# Assigned task
The answer must be an exact copy of every record below.

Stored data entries
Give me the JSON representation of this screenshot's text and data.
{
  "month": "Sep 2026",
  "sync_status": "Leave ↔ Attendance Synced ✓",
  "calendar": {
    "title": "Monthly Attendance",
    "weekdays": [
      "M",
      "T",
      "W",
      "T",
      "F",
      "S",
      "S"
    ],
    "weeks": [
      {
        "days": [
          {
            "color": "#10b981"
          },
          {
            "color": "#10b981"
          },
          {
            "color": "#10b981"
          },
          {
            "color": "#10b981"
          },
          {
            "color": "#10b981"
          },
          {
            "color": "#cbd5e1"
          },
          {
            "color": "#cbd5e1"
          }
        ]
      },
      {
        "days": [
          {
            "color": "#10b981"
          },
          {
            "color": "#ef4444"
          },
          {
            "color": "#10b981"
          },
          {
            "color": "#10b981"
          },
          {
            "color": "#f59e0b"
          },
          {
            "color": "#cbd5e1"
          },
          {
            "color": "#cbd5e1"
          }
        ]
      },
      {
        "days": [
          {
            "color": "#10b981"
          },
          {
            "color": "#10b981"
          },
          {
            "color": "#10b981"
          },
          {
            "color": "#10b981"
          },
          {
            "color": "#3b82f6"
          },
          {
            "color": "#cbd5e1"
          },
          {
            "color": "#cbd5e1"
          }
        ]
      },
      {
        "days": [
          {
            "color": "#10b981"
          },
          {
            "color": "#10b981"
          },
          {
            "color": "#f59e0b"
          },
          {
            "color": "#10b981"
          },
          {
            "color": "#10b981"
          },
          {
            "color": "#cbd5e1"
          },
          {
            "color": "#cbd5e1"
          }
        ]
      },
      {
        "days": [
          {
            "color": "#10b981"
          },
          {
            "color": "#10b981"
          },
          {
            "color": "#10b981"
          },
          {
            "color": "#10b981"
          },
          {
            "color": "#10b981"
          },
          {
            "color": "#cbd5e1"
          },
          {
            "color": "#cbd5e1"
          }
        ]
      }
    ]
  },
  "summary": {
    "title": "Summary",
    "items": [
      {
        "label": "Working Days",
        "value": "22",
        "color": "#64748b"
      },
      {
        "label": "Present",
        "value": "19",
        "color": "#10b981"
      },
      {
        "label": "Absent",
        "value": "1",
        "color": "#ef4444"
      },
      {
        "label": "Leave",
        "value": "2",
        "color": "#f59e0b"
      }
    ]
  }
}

# Solution for this exercise
Give me the JSON representation of this screenshot's text and data.
{
  "month": "Sep 2026",
  "sync_status": "Leave ↔ Attendance Synced ✓",
  "calendar": {
    "title": "Monthly Attendance",
    "weekdays": [
      "M",
      "T",
      "W",
      "T",
      "F",
      "S",
      "S"
    ],
    "weeks": [
      {
        "days": [
          {
            "color": "#10b981"
          },
          {
            "color": "#10b981"
          },
          {
            "color": "#10b981"
          },
          {
            "color": "#10b981"
          },
          {
            "color": "#10b981"
          },
          {
            "color": "#cbd5e1"
          },
          {
            "color": "#cbd5e1"
          }
        ]
      },
      {
        "days": [
          {
            "color": "#10b981"
          },
          {
            "color": "#ef4444"
          },
          {
            "color": "#10b981"
          },
          {
            "color": "#10b981"
          },
          {
            "color": "#f59e0b"
          },
          {
            "color": "#cbd5e1"
          },
          {
            "color": "#cbd5e1"
          }
        ]
      },
      {
        "days": [
          {
            "color": "#10b981"
          },
          {
            "color": "#10b981"
          },
          {
            "color": "#10b981"
          },
          {
            "color": "#10b981"
          },
          {
            "color": "#3b82f6"
          },
          {
            "color": "#cbd5e1"
          },
          {
            "color": "#cbd5e1"
          }
        ]
      },
      {
        "days": [
          {
            "color": "#10b981"
          },
          {
            "color": "#10b981"
          },
          {
            "color": "#f59e0b"
          },
          {
            "color": "#10b981"
          },
          {
            "color": "#10b981"
          },
          {
            "color": "#cbd5e1"
          },
          {
            "color": "#cbd5e1"
          }
        ]
      },
      {
        "days": [
          {
            "color": "#10b981"
          },
          {
            "color": "#10b981"
          },
          {
            "color": "#10b981"
          },
          {
            "color": "#10b981"
          },
          {
            "color": "#10b981"
          },
          {
            "color": "#cbd5e1"
          },
          {
            "color": "#cbd5e1"
          }
        ]
      }
    ]
  },
  "summary": {
    "title": "Summary",
    "items": [
      {
        "label": "Working Days",
        "value": "22",
        "color": "#64748b"
      },
      {
        "label": "Present",
        "value": "19",
        "color": "#10b981"
      },
      {
        "label": "Absent",
        "value": "1",
        "color": "#ef4444"
      },
      {
        "label": "Leave",
        "value": "2",
        "color": "#f59e0b"
      }
    ]
  }
}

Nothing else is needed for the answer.